American political journalists are wedded to the Tea Party’s chosen narrative that it sprang, genuine and fully formed, from the live TV rant of CNBC commentator Rick Santelli in 2009. Nesbit unearths a multitude of pipe dreams, blueprints, and other schemes to launch an anti-regulatory “Tea Party” at least 15 years before Santelli became the movement’s Abner Doubleday – the war hero whose mythical tale of inventing the game of baseball lives on more than a century after it was debunked. To emphasize the point, CSE established its “U.S. Tea Party” website in 2002.
Poison Tea does a thorough job of not only tracing the impacts and hidden movement architecture of groups like CSE and its descendants, but also how Big Tobacco found that its best interests were served by becoming an ardent opponent of regulations and taxes that had absolutely nothing to do with smoking or cancer. The book demonstrates how easy it is to portray government actions to protect the environment, economy, or human health as monstrous assaults on our wallets and our lives.
The book demonstrates how easy it is to portray government actions to protect the environment, economy, or human health as monstrous assaults on our wallets and our lives.It would be fair to say that Nesbit has a score or two to settle with Big Tobacco, after his years-long, bruising clash with them over regulating tobacco smoke. It would also be fair to say that I do, too, with my dad and sister dying young from smoking, both at age 62. But the case Nesbit makes against Big Tobacco is as compelling as the one I’d like to make on behalf of my family.
One disappointment in the book: I would love to have heard from someone like Debbie Dooley, the Atlanta-based Tea Party firebrand whose strange-bedfellows, pro clean energy alliance with environmentalists has given electric utilities fits here in the Southeast.
Dooley has made great copy as a “Green Tea” advocate. If the Kochs et al. are stage-managing the Tea Party, they’ve still left room on the decks for a few loose cannons.
The irrational furor that drives the Tea Party may have benefitted from years of feeding and watering in K Street conference rooms, but the continuing ascent of Donald Trump proves that it’s wrong to dismiss such a furor, and such a force. Dooley, by the way, is an ardent Trump supporter and is therefore supporting a candidate who’s vowed to dismantle all of her clean energy efforts.

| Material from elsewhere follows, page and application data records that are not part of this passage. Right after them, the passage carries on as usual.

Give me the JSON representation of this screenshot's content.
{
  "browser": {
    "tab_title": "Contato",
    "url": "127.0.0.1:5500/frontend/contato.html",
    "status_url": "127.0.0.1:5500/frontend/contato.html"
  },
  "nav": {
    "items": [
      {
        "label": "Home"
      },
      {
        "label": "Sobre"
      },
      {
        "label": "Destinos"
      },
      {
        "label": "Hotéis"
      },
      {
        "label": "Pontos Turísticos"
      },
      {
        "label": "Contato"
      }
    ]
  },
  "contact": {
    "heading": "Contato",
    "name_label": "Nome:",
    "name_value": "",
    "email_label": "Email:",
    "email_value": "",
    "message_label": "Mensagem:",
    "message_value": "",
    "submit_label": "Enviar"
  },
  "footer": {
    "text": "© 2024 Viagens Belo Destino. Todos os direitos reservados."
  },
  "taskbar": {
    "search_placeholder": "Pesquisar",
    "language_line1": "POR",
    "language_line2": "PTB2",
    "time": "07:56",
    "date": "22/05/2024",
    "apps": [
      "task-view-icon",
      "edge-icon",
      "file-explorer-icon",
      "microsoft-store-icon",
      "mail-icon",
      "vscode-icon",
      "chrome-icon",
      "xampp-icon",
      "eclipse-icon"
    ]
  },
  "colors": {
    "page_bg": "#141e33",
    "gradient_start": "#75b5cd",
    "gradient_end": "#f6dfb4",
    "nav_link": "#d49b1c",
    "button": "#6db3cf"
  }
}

Poison Tea joins several other books from recent years that could serve as a curriculum on how American politics has gone wildly astray: Thomas Frank’s What’s the Matter with Kansas? (2005) explains how huge interest groups turn their backs on their grassroots constituencies; Frank’s The Wrecking Crew (2008) describes how elected officials’ ineptitude became a political virtue, while Charles Pierce’s Idiot America (2009) illustrates how fear, paranoia, and outright ignorance can be fabulously monetized in today’s media culture; the aforementioned Merchants of Doubt; The Influence Machine (2015) by Alyssa Katz shines light on the U.S. Chamber of Commerce’s sprawling anti-regulatory reach; and finally, two more books on the Koch Brothers’ empire, Daniel Schulman’s Sons of Wichita (2014) and Jane Mayer’s recent release Dark Money.
So there. I’ve just given you the world’s most distressing summer reading list. Saying these books will help “make sense” of all this political absurdity is a stretch, but reading them can’t possibly be any worse than following the presidential campaign. Jeff Nesbit’s book is an important contribution that deepens our knowledge of the current trend toward ignorance.